Cosmic ray astrophysics, an active area at the cutting edge of basic research, investigates particles (or rays) that arrive at the earth's surface from the sun and beyond (even extra-galactic sources). Project GRAND is an extensive detector array which studies these rays in two energy bands depending on the trigger selected: the primary band (solar), from 30 to 300 GeV (GeV is giga, or billion, electron volts); and secondary band (extrasolar), from 100 to 100 000 TeV (TeV is teva, or trillion eV).
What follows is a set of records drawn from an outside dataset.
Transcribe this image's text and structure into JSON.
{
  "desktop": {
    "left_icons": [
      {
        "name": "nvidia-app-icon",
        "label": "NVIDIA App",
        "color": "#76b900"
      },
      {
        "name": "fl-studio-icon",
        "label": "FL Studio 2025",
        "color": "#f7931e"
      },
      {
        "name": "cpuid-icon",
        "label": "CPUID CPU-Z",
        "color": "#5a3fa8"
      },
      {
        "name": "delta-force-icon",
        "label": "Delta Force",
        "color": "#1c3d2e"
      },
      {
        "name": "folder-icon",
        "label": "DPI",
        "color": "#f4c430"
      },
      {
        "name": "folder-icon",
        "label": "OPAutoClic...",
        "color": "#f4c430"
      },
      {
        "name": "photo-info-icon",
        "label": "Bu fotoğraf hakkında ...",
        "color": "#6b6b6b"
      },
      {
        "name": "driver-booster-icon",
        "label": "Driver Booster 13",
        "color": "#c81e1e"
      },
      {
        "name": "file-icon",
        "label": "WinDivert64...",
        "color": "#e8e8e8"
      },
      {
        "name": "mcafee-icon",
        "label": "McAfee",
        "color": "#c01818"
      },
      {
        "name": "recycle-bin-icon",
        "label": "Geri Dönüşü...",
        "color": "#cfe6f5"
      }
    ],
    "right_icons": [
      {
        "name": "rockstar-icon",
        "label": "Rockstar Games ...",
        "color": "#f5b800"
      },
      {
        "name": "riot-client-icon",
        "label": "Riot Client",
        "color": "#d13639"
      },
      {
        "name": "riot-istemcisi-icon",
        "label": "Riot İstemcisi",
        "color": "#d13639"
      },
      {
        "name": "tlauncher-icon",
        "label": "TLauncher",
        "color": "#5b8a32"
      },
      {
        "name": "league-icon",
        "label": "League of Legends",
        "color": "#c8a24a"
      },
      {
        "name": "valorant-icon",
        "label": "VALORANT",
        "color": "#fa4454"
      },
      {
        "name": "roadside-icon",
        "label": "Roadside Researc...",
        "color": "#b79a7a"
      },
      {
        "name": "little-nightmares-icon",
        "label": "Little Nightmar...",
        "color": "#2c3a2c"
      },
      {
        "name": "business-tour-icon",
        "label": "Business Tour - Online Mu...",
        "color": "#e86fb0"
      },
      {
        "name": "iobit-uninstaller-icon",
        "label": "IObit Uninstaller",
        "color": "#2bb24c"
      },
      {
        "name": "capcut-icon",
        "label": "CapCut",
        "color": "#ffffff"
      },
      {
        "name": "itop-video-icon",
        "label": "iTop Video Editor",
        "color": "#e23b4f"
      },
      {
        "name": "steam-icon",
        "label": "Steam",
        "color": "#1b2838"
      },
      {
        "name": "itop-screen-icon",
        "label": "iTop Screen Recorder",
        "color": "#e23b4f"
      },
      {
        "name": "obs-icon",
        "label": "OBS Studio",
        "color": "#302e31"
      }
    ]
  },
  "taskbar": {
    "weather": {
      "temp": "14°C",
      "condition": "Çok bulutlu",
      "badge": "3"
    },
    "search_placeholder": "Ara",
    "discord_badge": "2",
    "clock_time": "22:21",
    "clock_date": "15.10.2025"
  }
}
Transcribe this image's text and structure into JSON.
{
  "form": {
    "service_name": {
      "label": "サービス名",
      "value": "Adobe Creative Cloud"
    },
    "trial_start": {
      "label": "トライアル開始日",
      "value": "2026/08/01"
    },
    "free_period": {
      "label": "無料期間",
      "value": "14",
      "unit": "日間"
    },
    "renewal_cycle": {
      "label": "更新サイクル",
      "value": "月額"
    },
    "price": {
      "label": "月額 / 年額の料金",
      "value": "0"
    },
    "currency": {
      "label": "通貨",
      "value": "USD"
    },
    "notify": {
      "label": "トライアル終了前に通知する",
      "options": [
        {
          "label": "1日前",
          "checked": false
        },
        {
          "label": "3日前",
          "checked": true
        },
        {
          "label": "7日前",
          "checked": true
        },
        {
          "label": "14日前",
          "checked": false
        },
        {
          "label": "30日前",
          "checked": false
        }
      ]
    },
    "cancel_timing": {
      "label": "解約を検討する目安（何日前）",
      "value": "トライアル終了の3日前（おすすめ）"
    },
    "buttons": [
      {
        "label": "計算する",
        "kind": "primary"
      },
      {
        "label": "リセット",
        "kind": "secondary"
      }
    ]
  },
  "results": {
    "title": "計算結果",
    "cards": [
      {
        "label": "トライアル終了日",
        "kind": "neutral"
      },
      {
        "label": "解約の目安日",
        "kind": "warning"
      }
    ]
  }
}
The original goal of this array is to study stellar point sources of gamma rays with sub-second precision. This study requires: good angular resolution, good particle identification, and sufficient running time to gather statistics. This project has pioneered the use of tracking detectors (proportional wire chambers, PWCs) in cosmic ray research; tracking detectors have the advantage of providing superior angular resolution and instantaneous particle identification. These PWC tracking detectors are ideal for studying our latest research goals: to look for the highest-energy particles generated by our Sun.